**Assigned task**. Below are the records; copy each line in them that holds the word "name".

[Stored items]
========================================

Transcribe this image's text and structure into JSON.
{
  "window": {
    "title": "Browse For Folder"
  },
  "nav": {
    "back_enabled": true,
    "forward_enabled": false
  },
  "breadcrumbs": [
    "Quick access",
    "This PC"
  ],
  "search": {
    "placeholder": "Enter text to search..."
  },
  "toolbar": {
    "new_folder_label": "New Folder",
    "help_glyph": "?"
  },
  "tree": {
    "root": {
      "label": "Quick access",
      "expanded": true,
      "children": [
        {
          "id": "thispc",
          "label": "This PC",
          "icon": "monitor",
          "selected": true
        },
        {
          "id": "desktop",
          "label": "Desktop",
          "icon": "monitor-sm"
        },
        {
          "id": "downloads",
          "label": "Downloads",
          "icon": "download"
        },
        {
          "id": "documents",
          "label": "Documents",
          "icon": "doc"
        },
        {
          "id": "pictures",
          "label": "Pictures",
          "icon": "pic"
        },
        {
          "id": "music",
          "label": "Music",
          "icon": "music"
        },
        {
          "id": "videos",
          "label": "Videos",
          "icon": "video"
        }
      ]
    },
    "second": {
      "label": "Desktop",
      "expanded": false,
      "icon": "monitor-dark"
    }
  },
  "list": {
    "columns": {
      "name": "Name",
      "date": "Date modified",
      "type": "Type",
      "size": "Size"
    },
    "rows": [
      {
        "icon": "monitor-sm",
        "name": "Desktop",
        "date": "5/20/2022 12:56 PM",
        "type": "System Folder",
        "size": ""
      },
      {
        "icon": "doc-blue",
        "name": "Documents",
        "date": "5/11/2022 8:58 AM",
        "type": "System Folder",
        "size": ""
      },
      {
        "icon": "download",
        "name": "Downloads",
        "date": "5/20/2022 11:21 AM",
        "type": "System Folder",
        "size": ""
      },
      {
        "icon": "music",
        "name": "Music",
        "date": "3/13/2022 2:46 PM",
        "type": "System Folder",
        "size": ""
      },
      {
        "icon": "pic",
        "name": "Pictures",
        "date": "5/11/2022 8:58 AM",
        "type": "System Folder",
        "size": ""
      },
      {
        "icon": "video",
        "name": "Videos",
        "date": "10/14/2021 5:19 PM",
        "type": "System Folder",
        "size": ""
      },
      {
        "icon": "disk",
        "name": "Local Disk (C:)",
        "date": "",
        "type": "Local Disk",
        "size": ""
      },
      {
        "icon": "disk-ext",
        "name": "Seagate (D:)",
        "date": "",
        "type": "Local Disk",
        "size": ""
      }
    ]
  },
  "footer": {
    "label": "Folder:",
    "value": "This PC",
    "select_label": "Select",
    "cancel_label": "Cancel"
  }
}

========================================

**Solution for this task**.
      "name": "Name",
        "name": "Desktop",
        "name": "Documents",
        "name": "Downloads",
        "name": "Music",
        "name": "Pictures",
        "name": "Videos",
        "name": "Local Disk (C:)",
        "name": "Seagate (D:)",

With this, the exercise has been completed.